Meltwater News ("Meltwater") is a search engine and research tool that allows users to search for and obtain information about news items that have been made publicly available on the Internet.
We filed an amicus brief in the Second Circuit on behalf of The Andy Warhol Foundation for the Visual Arts urging the appeals court to reverse a district court decision that ignored established fair use principles that many artists rely upon in creating their work.
The FUP filed this suit on behalf of a University of Denver conductor and others, challenging Congress’s restoration of copyright to works that had entered the public domain.
"Attorney Andrew Bridges with Fenwick & West said adjudication is the only fair way to handle accusations that can lead to being kicked off the Internet.
"Who decides who's an infringer? There's only one competent authority to decide who's an infringer and that's a court.
"Every motion picture studio and record label has been accused of copyright infringement at least three times. And I bet they would not like to have their Internet service terminated.
"The type of claim Getty is making "failed in the United States in Perfect 10 v. Google," noted Ben Depoorter, Sunderland Chair at UC Hastings College of the Law.
The Ninth Circuit Court of Appeals held that Google's framing and hyperlinking as part of an image search engine constituted fair use because it was highly transformative.
""And there's no way this would be some kind of market substitute for the original Prince song", Electronic Frontier Foundation lawyer Daniel Nazer said. The channel did something similar after Michael Jackson died in 2009 and after Whitney Houston died in 2012."
"In an e-mail to Ars regarding the reconsideration request, EFF lawyer Daniel Nazer pointed out that Garfum already argued this application was relevant to its case, and that was rejected by the judge.
Golan v. Holder involves a challenge to the constitutionality of the 1994 Uruguay Round Agreements Act (URAA), which restored copyright in foreign works previously in the public domain under U.S. copyright law. The plaintiffs in the case have challenged the URAA as contravening both the "limited times" requirement and the First Amendment. In October 2011, the Supreme Court heard oral arguments in the case and is expected to issue a ruling before June 2012.
The Symposium, co-sponsored by Stanford’s Center for Internet and Society, took place on Friday, February 10, 2012. Scholars and noted practitioners from across the country joined STLR to discuss current and emerging issues in First Amendment law and the Internet.
""Ideas, before you actually put them to work, are very vulnerable to stealing," said University of California, Hastings law professor Ben Depoorter. "We give protection to someone who can make good on that idea, and put it into a particular application, practice, expression, art form.
The song “Happy Birthday” has a long, litigious history dating back to the 1930s. Every year, people spent millions in royalties to use the song, until a class action lawsuit was brought challenging whether the owner, Warner/Chappell Music, actually owned the copyright it so aggressively enforced. Elizabeth Townsend-Gard, Tulane School of Law professor specializing in copyright law, discusses the case of “Happy Birthday.”

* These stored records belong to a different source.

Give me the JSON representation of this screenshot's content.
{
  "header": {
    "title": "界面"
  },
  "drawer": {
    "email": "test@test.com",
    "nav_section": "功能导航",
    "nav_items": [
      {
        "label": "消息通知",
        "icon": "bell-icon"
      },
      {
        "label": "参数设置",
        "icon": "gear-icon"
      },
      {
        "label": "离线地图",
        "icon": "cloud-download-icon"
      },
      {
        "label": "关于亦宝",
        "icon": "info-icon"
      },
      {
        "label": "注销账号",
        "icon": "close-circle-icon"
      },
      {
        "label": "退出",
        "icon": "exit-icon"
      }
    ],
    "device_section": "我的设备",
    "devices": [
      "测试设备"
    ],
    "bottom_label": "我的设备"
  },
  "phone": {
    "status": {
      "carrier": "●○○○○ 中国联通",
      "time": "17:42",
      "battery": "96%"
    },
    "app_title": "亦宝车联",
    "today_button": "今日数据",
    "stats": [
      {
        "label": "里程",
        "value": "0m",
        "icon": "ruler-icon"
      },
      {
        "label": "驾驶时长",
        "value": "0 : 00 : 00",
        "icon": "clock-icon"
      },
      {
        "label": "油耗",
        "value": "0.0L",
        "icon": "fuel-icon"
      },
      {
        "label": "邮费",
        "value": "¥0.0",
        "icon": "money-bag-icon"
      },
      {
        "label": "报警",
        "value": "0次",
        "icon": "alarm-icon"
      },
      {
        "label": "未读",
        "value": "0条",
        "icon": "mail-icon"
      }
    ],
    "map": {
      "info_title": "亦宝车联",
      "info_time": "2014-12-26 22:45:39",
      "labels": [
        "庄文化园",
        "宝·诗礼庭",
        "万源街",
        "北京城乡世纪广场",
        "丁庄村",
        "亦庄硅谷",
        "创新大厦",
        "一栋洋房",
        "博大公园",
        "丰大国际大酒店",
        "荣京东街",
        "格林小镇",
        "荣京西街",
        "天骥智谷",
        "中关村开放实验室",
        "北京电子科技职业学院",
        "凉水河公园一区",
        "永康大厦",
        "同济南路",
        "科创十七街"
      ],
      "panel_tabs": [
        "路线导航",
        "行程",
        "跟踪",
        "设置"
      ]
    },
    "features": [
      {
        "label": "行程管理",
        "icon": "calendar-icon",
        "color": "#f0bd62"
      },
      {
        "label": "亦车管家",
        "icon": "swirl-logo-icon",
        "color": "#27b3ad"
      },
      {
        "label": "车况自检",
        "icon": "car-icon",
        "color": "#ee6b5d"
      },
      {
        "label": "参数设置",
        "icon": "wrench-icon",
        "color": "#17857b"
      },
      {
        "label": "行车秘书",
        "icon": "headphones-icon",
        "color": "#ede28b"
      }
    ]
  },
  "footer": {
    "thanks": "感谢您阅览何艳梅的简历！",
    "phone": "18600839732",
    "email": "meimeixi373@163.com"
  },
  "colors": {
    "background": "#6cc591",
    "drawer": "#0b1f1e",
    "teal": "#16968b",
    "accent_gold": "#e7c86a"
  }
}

CIS Affiliate Scholar David Levine interviews Prof. Andrea Matwyshyn of Northeastern University Law School, on the Digital Millennium Copyright Act (DMCA) and the Volkswagen fraud scandal.
Read or listen to the full interview at NPR.
NPR's Audie Cornish talks to Daniel Nazer of the Electronic Frontier Foundation about the impact of this ruling. An appeals court ruled the music used in the video was an instance of fair use.
AUDIE CORNISH, HOST:
When Stephanie Lenz saw her toddler jamming out in the kitchen to the Prince song "Let's Go Crazy," naturally she took a video and posted it to YouTube.